WORK ITEM>
Each line of the records below that holds "checked" should be copied out.

DATA SECTION>
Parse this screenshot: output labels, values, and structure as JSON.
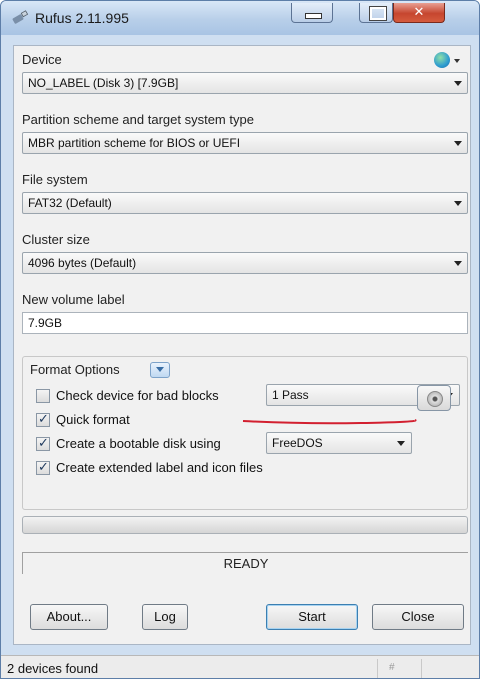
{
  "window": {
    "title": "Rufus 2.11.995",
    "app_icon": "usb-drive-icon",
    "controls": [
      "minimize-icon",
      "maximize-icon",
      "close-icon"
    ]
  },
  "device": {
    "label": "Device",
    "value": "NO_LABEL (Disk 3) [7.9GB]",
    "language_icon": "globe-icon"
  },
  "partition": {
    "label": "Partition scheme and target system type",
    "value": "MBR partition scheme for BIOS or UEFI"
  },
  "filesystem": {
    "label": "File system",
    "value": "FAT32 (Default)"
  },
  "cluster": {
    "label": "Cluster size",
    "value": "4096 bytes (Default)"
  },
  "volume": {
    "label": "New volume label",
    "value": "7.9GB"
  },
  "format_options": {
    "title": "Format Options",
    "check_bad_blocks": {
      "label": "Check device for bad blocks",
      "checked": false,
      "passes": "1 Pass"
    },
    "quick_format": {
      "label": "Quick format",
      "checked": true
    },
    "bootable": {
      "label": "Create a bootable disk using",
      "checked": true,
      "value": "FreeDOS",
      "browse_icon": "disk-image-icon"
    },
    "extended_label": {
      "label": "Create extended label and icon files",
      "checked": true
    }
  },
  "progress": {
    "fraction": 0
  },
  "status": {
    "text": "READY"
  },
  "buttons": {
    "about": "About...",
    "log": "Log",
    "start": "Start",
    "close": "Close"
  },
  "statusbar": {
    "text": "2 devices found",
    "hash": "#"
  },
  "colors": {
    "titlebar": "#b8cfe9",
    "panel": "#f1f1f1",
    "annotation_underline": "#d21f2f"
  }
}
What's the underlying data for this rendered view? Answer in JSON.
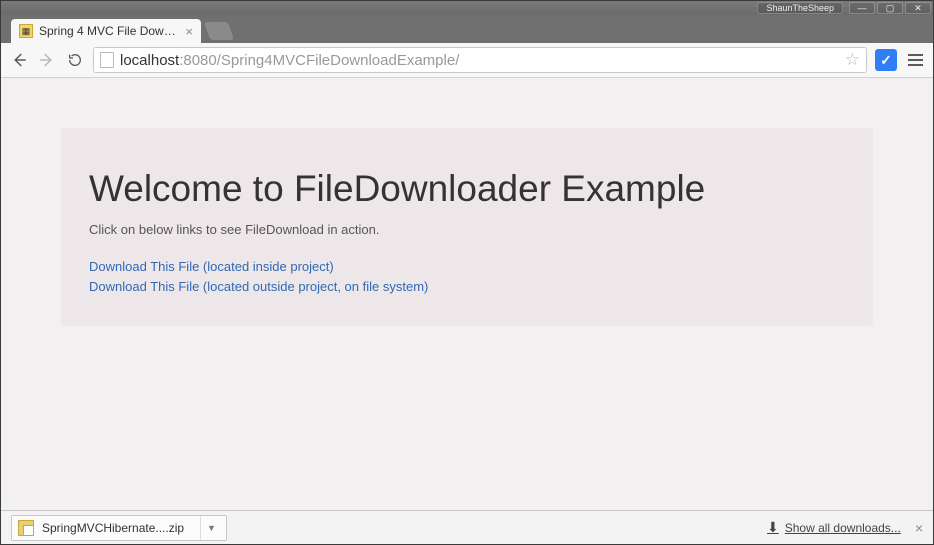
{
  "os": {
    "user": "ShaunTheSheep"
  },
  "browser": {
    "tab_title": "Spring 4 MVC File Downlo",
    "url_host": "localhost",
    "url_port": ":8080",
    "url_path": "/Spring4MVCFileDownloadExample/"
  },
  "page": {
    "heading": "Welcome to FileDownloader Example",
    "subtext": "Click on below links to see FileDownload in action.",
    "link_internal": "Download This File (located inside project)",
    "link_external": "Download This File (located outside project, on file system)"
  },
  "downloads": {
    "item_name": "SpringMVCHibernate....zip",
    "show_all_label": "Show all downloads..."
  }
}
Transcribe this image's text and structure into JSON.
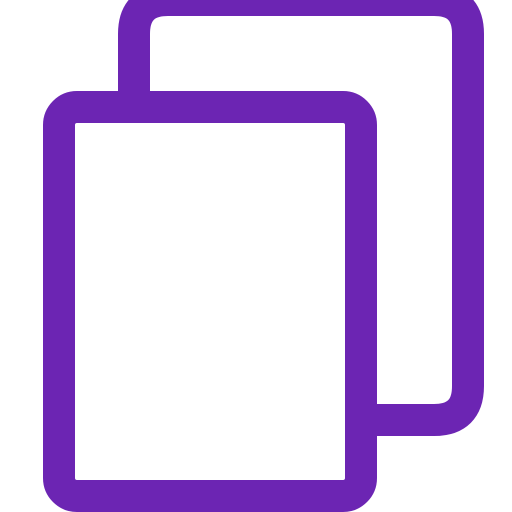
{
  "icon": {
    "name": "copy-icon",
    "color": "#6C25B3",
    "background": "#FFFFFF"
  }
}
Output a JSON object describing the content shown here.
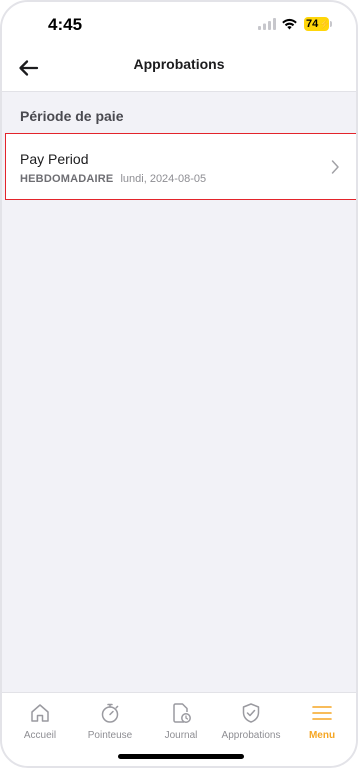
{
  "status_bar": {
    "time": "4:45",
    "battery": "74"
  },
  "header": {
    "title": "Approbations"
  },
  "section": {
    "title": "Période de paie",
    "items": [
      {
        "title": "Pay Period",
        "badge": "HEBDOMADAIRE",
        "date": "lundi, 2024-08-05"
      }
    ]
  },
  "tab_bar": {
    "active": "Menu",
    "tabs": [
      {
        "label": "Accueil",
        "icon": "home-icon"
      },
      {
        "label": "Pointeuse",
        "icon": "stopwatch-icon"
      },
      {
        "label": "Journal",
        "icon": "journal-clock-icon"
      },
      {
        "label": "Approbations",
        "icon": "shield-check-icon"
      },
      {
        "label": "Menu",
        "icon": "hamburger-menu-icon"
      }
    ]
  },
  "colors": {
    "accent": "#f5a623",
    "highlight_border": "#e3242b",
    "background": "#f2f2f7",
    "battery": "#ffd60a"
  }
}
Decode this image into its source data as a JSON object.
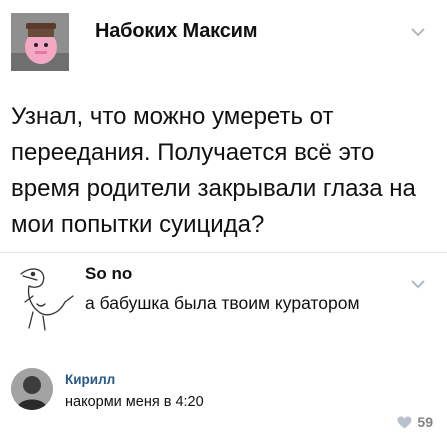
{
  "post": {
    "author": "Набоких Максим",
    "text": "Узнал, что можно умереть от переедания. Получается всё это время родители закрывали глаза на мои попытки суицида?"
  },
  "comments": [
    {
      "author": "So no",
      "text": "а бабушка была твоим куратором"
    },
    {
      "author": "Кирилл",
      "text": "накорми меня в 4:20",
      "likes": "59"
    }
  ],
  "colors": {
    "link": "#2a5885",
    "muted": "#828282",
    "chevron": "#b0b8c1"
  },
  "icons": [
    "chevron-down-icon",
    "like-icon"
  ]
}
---
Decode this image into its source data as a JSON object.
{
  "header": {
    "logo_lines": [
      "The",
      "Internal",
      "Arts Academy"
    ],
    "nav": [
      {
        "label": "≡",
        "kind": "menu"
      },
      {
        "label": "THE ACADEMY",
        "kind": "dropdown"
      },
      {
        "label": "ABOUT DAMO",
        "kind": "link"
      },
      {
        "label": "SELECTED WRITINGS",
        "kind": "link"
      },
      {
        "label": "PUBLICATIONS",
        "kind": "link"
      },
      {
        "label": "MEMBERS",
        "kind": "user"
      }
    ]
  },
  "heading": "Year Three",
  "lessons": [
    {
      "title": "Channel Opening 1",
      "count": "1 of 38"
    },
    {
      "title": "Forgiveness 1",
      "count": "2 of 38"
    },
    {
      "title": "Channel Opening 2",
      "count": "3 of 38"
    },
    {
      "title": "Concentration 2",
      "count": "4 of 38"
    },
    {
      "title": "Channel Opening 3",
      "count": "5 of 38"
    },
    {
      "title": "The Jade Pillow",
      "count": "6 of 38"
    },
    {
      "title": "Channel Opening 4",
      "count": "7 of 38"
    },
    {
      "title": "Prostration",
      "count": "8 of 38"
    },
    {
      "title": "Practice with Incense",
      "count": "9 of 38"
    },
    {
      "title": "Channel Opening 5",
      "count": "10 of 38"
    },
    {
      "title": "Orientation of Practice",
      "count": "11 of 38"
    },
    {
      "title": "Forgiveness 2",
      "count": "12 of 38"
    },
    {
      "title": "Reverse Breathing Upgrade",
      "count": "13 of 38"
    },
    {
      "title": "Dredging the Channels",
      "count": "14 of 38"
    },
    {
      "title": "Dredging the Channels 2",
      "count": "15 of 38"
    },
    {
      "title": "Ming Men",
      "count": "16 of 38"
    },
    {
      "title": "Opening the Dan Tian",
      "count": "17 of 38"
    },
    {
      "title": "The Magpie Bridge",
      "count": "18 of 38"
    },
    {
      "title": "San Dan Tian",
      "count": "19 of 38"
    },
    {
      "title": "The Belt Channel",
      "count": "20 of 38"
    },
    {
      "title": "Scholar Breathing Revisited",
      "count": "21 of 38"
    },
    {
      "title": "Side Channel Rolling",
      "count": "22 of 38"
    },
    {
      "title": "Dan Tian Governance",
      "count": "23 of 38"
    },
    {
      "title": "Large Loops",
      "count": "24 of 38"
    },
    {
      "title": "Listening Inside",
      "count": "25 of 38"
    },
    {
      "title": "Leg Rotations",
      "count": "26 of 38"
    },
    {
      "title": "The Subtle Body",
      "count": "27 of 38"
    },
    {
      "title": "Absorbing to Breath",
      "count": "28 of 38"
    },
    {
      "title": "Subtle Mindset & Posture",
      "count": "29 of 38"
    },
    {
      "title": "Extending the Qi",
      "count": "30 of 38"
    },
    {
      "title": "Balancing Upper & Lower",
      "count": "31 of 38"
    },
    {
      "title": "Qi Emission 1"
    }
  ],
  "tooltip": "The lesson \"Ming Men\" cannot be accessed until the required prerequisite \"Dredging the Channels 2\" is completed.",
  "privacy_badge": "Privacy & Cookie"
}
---
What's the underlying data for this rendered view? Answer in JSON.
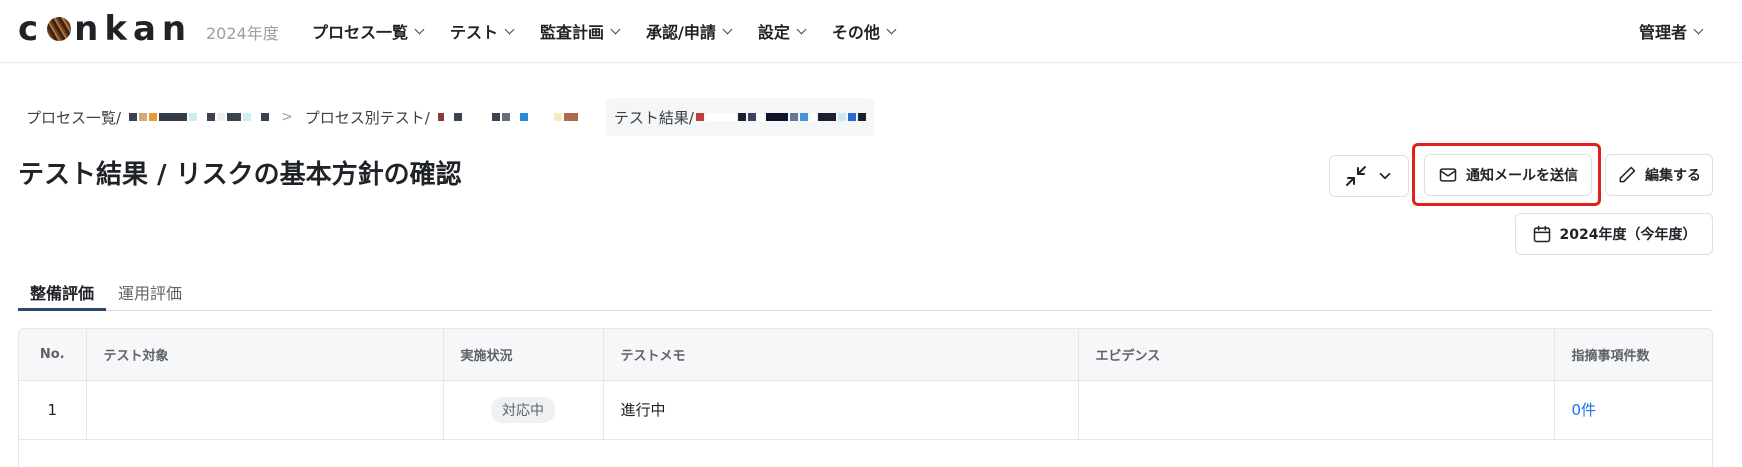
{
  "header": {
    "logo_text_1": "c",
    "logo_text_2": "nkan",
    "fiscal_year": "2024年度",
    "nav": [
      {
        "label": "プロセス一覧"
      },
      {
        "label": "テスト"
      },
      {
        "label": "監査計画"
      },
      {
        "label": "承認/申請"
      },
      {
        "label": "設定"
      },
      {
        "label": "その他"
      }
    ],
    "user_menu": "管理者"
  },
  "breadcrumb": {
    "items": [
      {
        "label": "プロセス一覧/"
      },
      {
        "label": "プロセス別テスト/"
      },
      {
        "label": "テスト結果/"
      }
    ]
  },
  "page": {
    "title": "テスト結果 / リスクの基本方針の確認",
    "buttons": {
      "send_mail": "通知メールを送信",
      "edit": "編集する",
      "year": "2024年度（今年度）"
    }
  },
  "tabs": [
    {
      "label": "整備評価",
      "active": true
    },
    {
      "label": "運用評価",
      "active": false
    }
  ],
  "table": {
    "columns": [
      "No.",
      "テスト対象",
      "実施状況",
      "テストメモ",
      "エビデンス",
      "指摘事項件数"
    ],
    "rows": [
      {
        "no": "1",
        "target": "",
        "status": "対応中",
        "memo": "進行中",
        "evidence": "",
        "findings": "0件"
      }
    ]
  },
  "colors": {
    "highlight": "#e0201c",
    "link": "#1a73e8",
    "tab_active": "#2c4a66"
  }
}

RESPONSE AREA>
      "checked": false,
      "checked": true
      "checked": true,
      "checked": true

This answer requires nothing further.